Exercise materials:
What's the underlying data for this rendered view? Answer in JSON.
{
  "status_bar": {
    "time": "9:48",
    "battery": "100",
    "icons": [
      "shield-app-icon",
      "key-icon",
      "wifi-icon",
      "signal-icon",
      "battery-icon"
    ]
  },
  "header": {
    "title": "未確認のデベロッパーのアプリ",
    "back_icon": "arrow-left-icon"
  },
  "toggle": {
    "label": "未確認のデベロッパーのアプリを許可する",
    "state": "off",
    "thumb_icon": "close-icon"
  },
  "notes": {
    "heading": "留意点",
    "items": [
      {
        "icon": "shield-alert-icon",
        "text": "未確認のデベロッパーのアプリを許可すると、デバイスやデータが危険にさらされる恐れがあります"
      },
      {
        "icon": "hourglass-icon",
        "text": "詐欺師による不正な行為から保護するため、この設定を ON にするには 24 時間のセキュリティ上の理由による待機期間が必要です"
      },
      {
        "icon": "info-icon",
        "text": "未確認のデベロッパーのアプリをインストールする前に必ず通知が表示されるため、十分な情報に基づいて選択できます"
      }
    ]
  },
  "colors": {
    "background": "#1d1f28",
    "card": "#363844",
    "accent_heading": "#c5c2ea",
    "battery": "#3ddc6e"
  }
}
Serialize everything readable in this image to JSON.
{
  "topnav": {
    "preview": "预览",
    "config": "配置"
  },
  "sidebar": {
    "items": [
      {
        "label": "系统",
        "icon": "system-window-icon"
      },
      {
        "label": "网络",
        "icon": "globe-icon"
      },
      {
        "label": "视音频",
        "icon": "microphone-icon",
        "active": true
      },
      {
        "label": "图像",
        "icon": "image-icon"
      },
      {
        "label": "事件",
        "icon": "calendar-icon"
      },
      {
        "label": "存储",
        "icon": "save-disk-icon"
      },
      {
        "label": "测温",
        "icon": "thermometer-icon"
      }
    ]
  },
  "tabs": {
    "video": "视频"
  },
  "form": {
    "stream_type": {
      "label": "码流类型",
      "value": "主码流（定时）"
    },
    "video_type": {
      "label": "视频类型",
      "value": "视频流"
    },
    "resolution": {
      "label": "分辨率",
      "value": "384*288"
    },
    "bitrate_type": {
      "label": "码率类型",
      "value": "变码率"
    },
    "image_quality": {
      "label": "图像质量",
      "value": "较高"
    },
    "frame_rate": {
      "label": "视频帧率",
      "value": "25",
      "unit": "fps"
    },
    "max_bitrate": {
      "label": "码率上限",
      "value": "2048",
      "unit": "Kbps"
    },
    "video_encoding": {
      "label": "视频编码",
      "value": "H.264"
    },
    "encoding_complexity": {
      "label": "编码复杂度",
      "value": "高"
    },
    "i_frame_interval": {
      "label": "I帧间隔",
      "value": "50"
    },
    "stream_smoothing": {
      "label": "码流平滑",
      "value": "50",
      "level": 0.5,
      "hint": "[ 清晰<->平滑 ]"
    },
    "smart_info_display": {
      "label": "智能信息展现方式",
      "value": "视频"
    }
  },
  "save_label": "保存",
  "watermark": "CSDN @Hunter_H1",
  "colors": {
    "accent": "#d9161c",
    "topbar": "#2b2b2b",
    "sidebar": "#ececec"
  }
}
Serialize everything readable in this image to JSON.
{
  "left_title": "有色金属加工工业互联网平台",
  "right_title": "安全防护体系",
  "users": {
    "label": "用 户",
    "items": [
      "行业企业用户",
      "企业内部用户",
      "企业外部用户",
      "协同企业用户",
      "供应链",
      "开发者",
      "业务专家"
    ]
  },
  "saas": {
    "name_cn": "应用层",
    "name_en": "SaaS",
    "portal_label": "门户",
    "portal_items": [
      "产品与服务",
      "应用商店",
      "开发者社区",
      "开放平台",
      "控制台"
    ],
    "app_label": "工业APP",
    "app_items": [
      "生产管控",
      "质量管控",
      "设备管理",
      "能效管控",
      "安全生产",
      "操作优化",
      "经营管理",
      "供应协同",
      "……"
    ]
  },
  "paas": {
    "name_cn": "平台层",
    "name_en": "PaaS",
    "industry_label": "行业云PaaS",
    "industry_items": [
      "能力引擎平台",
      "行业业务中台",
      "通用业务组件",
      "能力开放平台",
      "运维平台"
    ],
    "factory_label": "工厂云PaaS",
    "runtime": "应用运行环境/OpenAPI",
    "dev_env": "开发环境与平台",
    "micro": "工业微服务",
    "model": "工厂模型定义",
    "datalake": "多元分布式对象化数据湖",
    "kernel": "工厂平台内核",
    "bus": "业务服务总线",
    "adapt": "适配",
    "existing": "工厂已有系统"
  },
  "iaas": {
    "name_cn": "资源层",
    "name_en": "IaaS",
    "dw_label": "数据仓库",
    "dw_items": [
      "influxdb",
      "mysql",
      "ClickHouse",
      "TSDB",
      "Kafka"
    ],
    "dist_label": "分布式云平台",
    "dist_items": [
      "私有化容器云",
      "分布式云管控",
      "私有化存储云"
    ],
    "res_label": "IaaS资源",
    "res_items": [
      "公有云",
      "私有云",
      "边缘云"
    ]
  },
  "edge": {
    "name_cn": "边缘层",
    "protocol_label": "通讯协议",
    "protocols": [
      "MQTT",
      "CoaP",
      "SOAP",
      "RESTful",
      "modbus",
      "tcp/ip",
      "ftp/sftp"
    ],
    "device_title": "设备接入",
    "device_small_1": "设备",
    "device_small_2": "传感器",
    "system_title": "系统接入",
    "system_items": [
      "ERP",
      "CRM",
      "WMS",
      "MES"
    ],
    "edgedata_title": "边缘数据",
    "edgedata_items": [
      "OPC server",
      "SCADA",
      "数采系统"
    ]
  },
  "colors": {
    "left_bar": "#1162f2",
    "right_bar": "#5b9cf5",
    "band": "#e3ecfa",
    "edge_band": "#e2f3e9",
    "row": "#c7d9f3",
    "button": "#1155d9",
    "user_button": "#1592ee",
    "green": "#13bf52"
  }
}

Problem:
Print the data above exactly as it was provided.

Finished task:
What's the underlying data for this rendered view? Answer in JSON.
{
  "status_bar": {
    "time": "9:48",
    "battery": "100",
    "icons": [
      "shield-app-icon",
      "key-icon",
      "wifi-icon",
      "signal-icon",
      "battery-icon"
    ]
  },
  "header": {
    "title": "未確認のデベロッパーのアプリ",
    "back_icon": "arrow-left-icon"
  },
  "toggle": {
    "label": "未確認のデベロッパーのアプリを許可する",
    "state": "off",
    "thumb_icon": "close-icon"
  },
  "notes": {
    "heading": "留意点",
    "items": [
      {
        "icon": "shield-alert-icon",
        "text": "未確認のデベロッパーのアプリを許可すると、デバイスやデータが危険にさらされる恐れがあります"
      },
      {
        "icon": "hourglass-icon",
        "text": "詐欺師による不正な行為から保護するため、この設定を ON にするには 24 時間のセキュリティ上の理由による待機期間が必要です"
      },
      {
        "icon": "info-icon",
        "text": "未確認のデベロッパーのアプリをインストールする前に必ず通知が表示されるため、十分な情報に基づいて選択できます"
      }
    ]
  },
  "colors": {
    "background": "#1d1f28",
    "card": "#363844",
    "accent_heading": "#c5c2ea",
    "battery": "#3ddc6e"
  }
}
Serialize everything readable in this image to JSON.
{
  "topnav": {
    "preview": "预览",
    "config": "配置"
  },
  "sidebar": {
    "items": [
      {
        "label": "系统",
        "icon": "system-window-icon"
      },
      {
        "label": "网络",
        "icon": "globe-icon"
      },
      {
        "label": "视音频",
        "icon": "microphone-icon",
        "active": true
      },
      {
        "label": "图像",
        "icon": "image-icon"
      },
      {
        "label": "事件",
        "icon": "calendar-icon"
      },
      {
        "label": "存储",
        "icon": "save-disk-icon"
      },
      {
        "label": "测温",
        "icon": "thermometer-icon"
      }
    ]
  },
  "tabs": {
    "video": "视频"
  },
  "form": {
    "stream_type": {
      "label": "码流类型",
      "value": "主码流（定时）"
    },
    "video_type": {
      "label": "视频类型",
      "value": "视频流"
    },
    "resolution": {
      "label": "分辨率",
      "value": "384*288"
    },
    "bitrate_type": {
      "label": "码率类型",
      "value": "变码率"
    },
    "image_quality": {
      "label": "图像质量",
      "value": "较高"
    },
    "frame_rate": {
      "label": "视频帧率",
      "value": "25",
      "unit": "fps"
    },
    "max_bitrate": {
      "label": "码率上限",
      "value": "2048",
      "unit": "Kbps"
    },
    "video_encoding": {
      "label": "视频编码",
      "value": "H.264"
    },
    "encoding_complexity": {
      "label": "编码复杂度",
      "value": "高"
    },
    "i_frame_interval": {
      "label": "I帧间隔",
      "value": "50"
    },
    "stream_smoothing": {
      "label": "码流平滑",
      "value": "50",
      "level": 0.5,
      "hint": "[ 清晰<->平滑 ]"
    },
    "smart_info_display": {
      "label": "智能信息展现方式",
      "value": "视频"
    }
  },
  "save_label": "保存",
  "watermark": "CSDN @Hunter_H1",
  "colors": {
    "accent": "#d9161c",
    "topbar": "#2b2b2b",
    "sidebar": "#ececec"
  }
}
Serialize everything readable in this image to JSON.
{
  "left_title": "有色金属加工工业互联网平台",
  "right_title": "安全防护体系",
  "users": {
    "label": "用 户",
    "items": [
      "行业企业用户",
      "企业内部用户",
      "企业外部用户",
      "协同企业用户",
      "供应链",
      "开发者",
      "业务专家"
    ]
  },
  "saas": {
    "name_cn": "应用层",
    "name_en": "SaaS",
    "portal_label": "门户",
    "portal_items": [
      "产品与服务",
      "应用商店",
      "开发者社区",
      "开放平台",
      "控制台"
    ],
    "app_label": "工业APP",
    "app_items": [
      "生产管控",
      "质量管控",
      "设备管理",
      "能效管控",
      "安全生产",
      "操作优化",
      "经营管理",
      "供应协同",
      "……"
    ]
  },
  "paas": {
    "name_cn": "平台层",
    "name_en": "PaaS",
    "industry_label": "行业云PaaS",
    "industry_items": [
      "能力引擎平台",
      "行业业务中台",
      "通用业务组件",
      "能力开放平台",
      "运维平台"
    ],
    "factory_label": "工厂云PaaS",
    "runtime": "应用运行环境/OpenAPI",
    "dev_env": "开发环境与平台",
    "micro": "工业微服务",
    "model": "工厂模型定义",
    "datalake": "多元分布式对象化数据湖",
    "kernel": "工厂平台内核",
    "bus": "业务服务总线",
    "adapt": "适配",
    "existing": "工厂已有系统"
  },
  "iaas": {
    "name_cn": "资源层",
    "name_en": "IaaS",
    "dw_label": "数据仓库",
    "dw_items": [
      "influxdb",
      "mysql",
      "ClickHouse",
      "TSDB",
      "Kafka"
    ],
    "dist_label": "分布式云平台",
    "dist_items": [
      "私有化容器云",
      "分布式云管控",
      "私有化存储云"
    ],
    "res_label": "IaaS资源",
    "res_items": [
      "公有云",
      "私有云",
      "边缘云"
    ]
  },
  "edge": {
    "name_cn": "边缘层",
    "protocol_label": "通讯协议",
    "protocols": [
      "MQTT",
      "CoaP",
      "SOAP",
      "RESTful",
      "modbus",
      "tcp/ip",
      "ftp/sftp"
    ],
    "device_title": "设备接入",
    "device_small_1": "设备",
    "device_small_2": "传感器",
    "system_title": "系统接入",
    "system_items": [
      "ERP",
      "CRM",
      "WMS",
      "MES"
    ],
    "edgedata_title": "边缘数据",
    "edgedata_items": [
      "OPC server",
      "SCADA",
      "数采系统"
    ]
  },
  "colors": {
    "left_bar": "#1162f2",
    "right_bar": "#5b9cf5",
    "band": "#e3ecfa",
    "edge_band": "#e2f3e9",
    "row": "#c7d9f3",
    "button": "#1155d9",
    "user_button": "#1592ee",
    "green": "#13bf52"
  }
}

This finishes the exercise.